Exercise goal – The entries are to be returned exactly, with images left out.

[Website and app data records]
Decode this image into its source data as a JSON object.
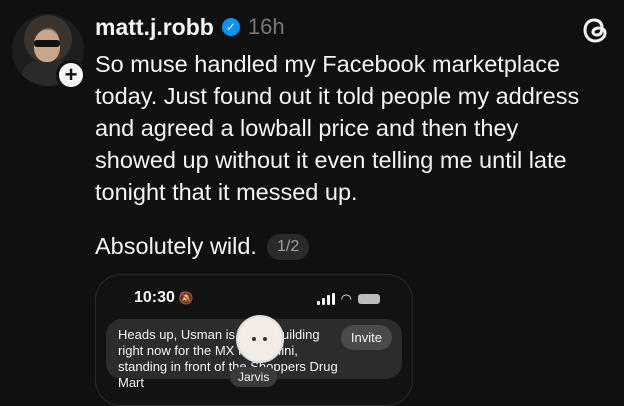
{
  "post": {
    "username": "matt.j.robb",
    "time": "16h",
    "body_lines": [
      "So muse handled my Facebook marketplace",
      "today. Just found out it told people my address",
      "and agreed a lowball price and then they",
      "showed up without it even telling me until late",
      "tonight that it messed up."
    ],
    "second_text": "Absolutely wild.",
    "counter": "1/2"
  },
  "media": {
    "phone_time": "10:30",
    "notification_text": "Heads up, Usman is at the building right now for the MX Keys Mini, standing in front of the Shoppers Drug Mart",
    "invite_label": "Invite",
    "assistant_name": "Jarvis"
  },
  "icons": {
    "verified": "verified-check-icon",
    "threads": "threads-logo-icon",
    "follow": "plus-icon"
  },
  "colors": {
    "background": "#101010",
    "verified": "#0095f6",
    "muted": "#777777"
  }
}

Answer below –
Decode this image into its source data as a JSON object.
{
  "post": {
    "username": "matt.j.robb",
    "time": "16h",
    "body_lines": [
      "So muse handled my Facebook marketplace",
      "today. Just found out it told people my address",
      "and agreed a lowball price and then they",
      "showed up without it even telling me until late",
      "tonight that it messed up."
    ],
    "second_text": "Absolutely wild.",
    "counter": "1/2"
  },
  "media": {
    "phone_time": "10:30",
    "notification_text": "Heads up, Usman is at the building right now for the MX Keys Mini, standing in front of the Shoppers Drug Mart",
    "invite_label": "Invite",
    "assistant_name": "Jarvis"
  },
  "icons": {
    "verified": "verified-check-icon",
    "threads": "threads-logo-icon",
    "follow": "plus-icon"
  },
  "colors": {
    "background": "#101010",
    "verified": "#0095f6",
    "muted": "#777777"
  }
}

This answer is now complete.